I was really looking forward to this Mardi Gras, in part because we skipped the last one, and because it was my baby girl’s first, and because it’s also the first for my septuagenarian parents, and most of all because I’ve come to learn that all celebrations have an aspect of transcendence, and that’s good for the soul. No celebration so completely transforms your sense of reality as Mardi Gras.
Our planning was intensive. Costumery, comestibles, cocktails… We were well prepared for a day of masking and madness. We’d made up our minds to seek out the fantastic and surreal Society of St. Anne. Dad even painted his nails for the first time in 75 years of life.
So I was mighty disappointed when Persephone came down with a cold the night before. (Actually we don’t know if it’s a cold or what. She’s still got a fever today and will be visiting the doctor this afternoon.) It was going to be challenging enough juggling an infant (and my parents) in the chaos of the masquerade, but there was absolutely no way I was dragging a sick baby into that mess. Too stressful for me, though I suspect it might have cured her. Mardi Gras has miraculous powers.
So we resigned ourselves to staying home. But that didn’t mean we couldn’t have some fun. We could still have a few drinks and a few laughs. And we wouldn’t have to worry about where to pee. Dad and I had a little Amaretto in our coffee. We tuned into WWOZ and started rocking the carnival tunes.
We were saddened to hear Antoinette K-Doe had passed away. But like her friend said, “If she had to die, Mardi Gras day was the appropriate time.”
Now then. We had these costumes ready to go. So we dressed up and took some family portraits.
By this time it was early afternoon. Then I remembered that, even with some recent changes, the Zulu parade route still ends pretty close to our house. In fact we could hear the brassy blare of marching band horns wafting over from Orleans and Broad. So I poured myself a cup of my patented carnival cocktail (Vita Water and whiskey) and we walked over there, Cronus and Rhea and I, while Demeter stayed home with Persephone.
And thus we ended up catching a good middle section of Zulu, ten or twenty floats, and my parents got a little flavor of the fever that infects this city’s psyche so insidiously and gloriously. The krewe members and marching bands were pretty weary at that point, having been on the hoof for a good four hours already, but everyone was in high spirits and it was a barrel of fun. The weather was just about as good as it gets, sunny but not hot, with cooling breezes.
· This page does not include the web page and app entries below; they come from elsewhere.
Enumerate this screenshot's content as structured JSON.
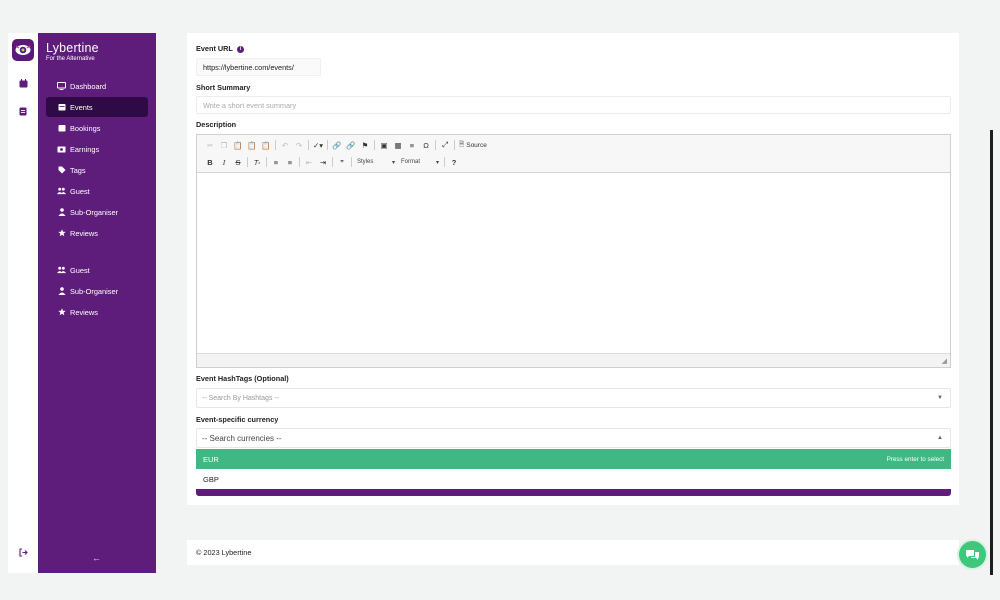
{
  "brand": {
    "name": "Lybertine",
    "tagline": "For the Alternative"
  },
  "sidebar": {
    "items": [
      {
        "label": "Dashboard",
        "icon": "monitor-icon",
        "active": false
      },
      {
        "label": "Events",
        "icon": "calendar-icon",
        "active": true
      },
      {
        "label": "Bookings",
        "icon": "calendar-check-icon",
        "active": false
      },
      {
        "label": "Earnings",
        "icon": "money-icon",
        "active": false
      },
      {
        "label": "Tags",
        "icon": "tag-icon",
        "active": false
      },
      {
        "label": "Guest",
        "icon": "users-icon",
        "active": false
      },
      {
        "label": "Sub-Organiser",
        "icon": "user-icon",
        "active": false
      },
      {
        "label": "Reviews",
        "icon": "star-icon",
        "active": false
      },
      {
        "label": "Guest",
        "icon": "users-icon",
        "active": false
      },
      {
        "label": "Sub-Organiser",
        "icon": "user-icon",
        "active": false
      },
      {
        "label": "Reviews",
        "icon": "star-icon",
        "active": false
      }
    ]
  },
  "form": {
    "event_url": {
      "label": "Event URL",
      "value": "https://lybertine.com/events/"
    },
    "short_summary": {
      "label": "Short Summary",
      "placeholder": "Write a short event summary"
    },
    "description": {
      "label": "Description",
      "toolbar": {
        "source_label": "Source",
        "styles_label": "Styles",
        "format_label": "Format"
      }
    },
    "hashtags": {
      "label": "Event HashTags (Optional)",
      "placeholder": "-- Search By Hashtags --"
    },
    "currency": {
      "label": "Event-specific currency",
      "search_placeholder": "-- Search currencies --",
      "options": [
        "EUR",
        "GBP"
      ],
      "highlighted": "EUR",
      "hint": "Press enter to select"
    }
  },
  "footer": {
    "copyright": "© 2023 Lybertine"
  },
  "colors": {
    "brand_purple": "#5e1d7b",
    "active_item": "#2e0b45",
    "highlight_green": "#41b883",
    "chat_green": "#3fc77b"
  }
}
I got a nice sunburn — but only on my right shoulder.
And so we had a festive Mardi Gras after all. It wasn’t the day I’d envisioned, but then it never is.